About 30 people turned out at a meeting last night to renew calls for a civilian review board in Baltimore to investigate allegations of police misconduct -- an idea proposed most recently last year after an officer fatally shot a knife-wielding man near Lexington Market.
"Citizens should be in control of the Police Department," said Eric Easton, 40, a leader of Concerned Citizens for Police Accountability, which sponsored the meeting at Unity United Methodist Church in West Baltimore. "They should have the power to police the police."
A bill that would have allowed the city to create a review panel died this year in the state legislature after the city delegation overwhelmingly rejected it.
Police officials have questioned the effectiveness of such panels, saying residents have little experience conducting investigations.

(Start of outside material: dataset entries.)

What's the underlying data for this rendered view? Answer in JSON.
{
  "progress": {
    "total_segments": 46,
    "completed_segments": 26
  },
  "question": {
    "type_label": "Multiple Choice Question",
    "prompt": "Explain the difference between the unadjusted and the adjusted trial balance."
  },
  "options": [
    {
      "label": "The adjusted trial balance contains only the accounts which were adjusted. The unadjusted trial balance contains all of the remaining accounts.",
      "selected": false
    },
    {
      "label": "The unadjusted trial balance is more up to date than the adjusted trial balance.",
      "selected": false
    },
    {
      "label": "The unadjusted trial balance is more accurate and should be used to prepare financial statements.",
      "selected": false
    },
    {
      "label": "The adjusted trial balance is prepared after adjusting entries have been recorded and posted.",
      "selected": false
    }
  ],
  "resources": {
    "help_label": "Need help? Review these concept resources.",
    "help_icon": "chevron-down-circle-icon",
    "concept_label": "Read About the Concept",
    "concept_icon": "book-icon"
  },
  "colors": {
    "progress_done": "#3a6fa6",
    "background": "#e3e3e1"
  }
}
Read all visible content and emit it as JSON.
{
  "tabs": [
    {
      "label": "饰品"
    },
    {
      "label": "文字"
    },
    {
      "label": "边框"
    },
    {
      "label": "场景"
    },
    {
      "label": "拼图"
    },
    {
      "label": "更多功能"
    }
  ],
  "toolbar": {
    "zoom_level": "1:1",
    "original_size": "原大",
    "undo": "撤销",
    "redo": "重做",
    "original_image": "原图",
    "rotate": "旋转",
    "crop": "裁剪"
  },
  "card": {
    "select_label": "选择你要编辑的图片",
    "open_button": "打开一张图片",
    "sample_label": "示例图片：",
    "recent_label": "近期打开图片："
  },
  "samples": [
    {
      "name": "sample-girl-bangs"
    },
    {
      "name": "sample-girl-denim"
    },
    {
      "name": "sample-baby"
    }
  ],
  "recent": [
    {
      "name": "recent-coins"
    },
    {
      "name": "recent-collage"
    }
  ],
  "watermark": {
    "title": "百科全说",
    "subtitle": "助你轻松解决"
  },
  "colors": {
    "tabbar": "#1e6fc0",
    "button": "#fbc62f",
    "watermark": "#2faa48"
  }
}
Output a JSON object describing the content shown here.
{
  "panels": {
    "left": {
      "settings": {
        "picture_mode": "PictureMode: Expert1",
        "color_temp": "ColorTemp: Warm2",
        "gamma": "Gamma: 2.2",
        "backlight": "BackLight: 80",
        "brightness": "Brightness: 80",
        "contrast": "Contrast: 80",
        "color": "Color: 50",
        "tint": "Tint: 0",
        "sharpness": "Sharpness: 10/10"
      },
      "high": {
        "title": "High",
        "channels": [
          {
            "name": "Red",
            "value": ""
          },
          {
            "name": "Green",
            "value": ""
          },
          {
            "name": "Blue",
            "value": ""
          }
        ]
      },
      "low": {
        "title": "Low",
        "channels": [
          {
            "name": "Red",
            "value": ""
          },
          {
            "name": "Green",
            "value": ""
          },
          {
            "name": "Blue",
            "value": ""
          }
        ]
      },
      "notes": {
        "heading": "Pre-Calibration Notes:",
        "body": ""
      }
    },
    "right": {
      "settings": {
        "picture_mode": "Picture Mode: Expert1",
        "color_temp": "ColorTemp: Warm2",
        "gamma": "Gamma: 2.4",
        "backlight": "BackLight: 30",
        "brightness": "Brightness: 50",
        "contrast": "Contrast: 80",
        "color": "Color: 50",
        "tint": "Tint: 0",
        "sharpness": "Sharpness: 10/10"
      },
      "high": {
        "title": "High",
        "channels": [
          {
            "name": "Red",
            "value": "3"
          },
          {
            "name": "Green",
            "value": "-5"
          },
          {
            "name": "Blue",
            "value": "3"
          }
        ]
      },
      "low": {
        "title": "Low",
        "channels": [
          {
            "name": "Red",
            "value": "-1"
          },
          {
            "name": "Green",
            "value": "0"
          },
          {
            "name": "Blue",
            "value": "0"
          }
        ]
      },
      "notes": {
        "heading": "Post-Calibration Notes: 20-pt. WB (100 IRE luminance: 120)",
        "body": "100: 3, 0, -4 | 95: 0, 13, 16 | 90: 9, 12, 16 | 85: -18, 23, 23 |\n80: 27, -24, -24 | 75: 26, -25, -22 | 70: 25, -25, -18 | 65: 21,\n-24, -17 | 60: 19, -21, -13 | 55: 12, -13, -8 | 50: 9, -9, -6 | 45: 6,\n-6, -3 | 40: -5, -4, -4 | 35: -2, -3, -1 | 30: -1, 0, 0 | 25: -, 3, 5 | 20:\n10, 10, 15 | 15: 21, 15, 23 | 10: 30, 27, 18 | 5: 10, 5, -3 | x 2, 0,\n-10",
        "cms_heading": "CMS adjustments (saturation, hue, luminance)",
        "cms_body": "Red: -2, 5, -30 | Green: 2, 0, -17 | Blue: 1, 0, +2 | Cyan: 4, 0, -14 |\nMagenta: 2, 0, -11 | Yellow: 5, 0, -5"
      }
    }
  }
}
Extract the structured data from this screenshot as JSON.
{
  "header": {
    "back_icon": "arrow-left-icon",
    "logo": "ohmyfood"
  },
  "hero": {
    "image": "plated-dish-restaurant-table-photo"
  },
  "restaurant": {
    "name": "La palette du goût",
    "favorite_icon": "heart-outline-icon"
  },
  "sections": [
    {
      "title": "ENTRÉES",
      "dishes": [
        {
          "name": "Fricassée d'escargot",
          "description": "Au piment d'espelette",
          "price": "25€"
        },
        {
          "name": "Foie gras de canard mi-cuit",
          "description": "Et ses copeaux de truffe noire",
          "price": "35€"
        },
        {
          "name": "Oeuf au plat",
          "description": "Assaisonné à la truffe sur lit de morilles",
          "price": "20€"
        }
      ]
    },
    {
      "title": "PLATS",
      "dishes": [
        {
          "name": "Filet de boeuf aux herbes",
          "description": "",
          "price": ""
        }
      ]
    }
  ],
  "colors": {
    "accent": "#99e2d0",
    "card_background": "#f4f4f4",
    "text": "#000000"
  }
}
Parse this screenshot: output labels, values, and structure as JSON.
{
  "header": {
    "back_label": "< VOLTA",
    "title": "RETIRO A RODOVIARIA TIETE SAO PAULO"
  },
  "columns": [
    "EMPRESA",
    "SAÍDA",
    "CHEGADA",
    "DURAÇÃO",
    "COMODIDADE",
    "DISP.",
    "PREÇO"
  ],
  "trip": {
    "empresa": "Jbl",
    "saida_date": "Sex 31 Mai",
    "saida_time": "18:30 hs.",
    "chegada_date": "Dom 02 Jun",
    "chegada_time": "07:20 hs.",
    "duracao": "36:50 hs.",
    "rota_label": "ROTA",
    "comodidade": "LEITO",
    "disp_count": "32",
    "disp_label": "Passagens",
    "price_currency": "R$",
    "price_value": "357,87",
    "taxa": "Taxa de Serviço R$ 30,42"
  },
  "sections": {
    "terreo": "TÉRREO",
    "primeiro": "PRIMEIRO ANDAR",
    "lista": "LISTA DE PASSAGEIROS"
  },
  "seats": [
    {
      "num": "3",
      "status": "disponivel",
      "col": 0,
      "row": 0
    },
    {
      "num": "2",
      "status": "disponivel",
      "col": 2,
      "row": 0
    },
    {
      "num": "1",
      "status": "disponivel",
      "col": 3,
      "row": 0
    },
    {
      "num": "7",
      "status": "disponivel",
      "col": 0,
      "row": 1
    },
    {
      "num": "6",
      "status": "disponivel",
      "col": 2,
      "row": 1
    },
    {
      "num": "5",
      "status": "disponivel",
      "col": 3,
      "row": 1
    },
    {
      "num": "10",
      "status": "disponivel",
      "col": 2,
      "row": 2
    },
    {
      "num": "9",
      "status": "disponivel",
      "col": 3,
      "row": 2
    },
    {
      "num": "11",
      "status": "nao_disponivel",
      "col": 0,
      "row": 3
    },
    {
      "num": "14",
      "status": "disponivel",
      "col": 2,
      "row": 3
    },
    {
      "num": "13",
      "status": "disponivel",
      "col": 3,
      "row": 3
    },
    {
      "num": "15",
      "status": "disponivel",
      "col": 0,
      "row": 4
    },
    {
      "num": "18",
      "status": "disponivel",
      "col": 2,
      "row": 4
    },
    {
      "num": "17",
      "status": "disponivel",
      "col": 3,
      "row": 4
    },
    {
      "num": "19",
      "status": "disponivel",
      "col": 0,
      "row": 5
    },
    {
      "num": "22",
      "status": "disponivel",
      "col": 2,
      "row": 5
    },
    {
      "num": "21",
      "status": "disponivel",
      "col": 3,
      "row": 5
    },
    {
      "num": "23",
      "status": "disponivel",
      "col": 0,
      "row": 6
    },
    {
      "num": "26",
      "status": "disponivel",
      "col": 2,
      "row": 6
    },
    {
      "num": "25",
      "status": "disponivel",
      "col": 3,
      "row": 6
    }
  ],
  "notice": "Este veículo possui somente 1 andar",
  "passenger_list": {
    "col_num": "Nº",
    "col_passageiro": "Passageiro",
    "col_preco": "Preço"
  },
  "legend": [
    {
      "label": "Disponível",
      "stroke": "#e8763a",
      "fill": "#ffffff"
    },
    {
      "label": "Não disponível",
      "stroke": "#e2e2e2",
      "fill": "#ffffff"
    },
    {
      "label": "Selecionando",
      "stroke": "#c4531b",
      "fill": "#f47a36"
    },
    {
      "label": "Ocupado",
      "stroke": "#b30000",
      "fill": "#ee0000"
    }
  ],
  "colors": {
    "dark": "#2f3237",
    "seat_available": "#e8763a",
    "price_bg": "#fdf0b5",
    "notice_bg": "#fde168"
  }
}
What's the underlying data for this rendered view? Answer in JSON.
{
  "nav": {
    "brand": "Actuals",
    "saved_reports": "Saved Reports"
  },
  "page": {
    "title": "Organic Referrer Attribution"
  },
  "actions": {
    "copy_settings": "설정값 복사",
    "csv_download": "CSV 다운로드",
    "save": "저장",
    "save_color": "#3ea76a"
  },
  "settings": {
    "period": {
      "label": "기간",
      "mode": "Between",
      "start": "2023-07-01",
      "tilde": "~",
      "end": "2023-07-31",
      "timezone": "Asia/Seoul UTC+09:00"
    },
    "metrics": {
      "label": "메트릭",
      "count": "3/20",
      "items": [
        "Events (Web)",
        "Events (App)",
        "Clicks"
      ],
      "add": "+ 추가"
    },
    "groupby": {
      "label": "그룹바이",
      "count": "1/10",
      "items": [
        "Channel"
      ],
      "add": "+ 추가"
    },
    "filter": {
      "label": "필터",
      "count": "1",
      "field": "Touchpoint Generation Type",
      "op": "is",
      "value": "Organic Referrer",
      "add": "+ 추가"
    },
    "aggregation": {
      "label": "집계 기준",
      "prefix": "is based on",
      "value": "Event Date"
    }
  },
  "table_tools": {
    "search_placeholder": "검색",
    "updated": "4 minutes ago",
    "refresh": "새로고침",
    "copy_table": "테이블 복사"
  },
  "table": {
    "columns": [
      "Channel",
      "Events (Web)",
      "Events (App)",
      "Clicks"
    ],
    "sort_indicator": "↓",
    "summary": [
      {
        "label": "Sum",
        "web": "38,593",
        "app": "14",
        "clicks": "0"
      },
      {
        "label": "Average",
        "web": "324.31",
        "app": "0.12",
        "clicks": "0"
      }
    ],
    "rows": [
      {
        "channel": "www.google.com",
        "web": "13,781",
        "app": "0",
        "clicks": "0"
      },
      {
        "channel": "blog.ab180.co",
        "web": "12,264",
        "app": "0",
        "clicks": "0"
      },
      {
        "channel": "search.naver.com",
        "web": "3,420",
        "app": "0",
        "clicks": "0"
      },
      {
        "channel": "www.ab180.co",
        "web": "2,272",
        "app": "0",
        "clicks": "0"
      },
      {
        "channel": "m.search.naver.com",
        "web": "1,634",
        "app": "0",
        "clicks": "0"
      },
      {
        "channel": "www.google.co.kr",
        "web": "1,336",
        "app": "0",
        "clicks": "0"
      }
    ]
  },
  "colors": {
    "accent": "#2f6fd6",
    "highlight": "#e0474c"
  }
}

They have cited the limited success of boards in other jurisdictions.
"Most of them have no powers whatsoever," Gerald Arenberg, a spokesman for the National Association of Chiefs of Police, told The Sun last week. "Most police don't want review boards because [their members] aren't trained investigators. [Boards] could be used as political platforms."
Telling stories of their own and acquaintances' encounters with police misconduct, members of Concerned Citizens said a review board would help make the police more sensitive to residents and attentive to communities.
Several elected officials attending last night's meeting agreed.
"Accountability is one of the most preferred ways of getting people to do the right thing," said City Councilman Norman A. Handy Sr. of Southwest Baltimore.
Those sentiments were echoed by Dels. Salima S. Marriott and Clarence M. Mitchell IV, both Baltimore Democrats.
The move to create the review board surfaced in August after James Quarles was shot and killed by a city police officer in an incident videotaped by a bystander outside Lexington Market.
Residents and civic leaders said they were upset that authorities did not seek criminal charges against the officer, Charles M. Smothers II, who was fired in December -- for firing a gun in a 1995 domestic dispute.
Speakers yesterday said allegations that Frederick County sheriff's deputies used excessive force on two people in unrelated traffic stops this month highlighted a pressing need for civilian oversight.
But Del. Clarence Davis, a Baltimore Democrat who voted against the review board bill, said residents should hold their elected officials more accountable.
Baltimore Police Commissioner Thomas C. Frazier has said he questions the effectiveness of review boards but remains open to the idea.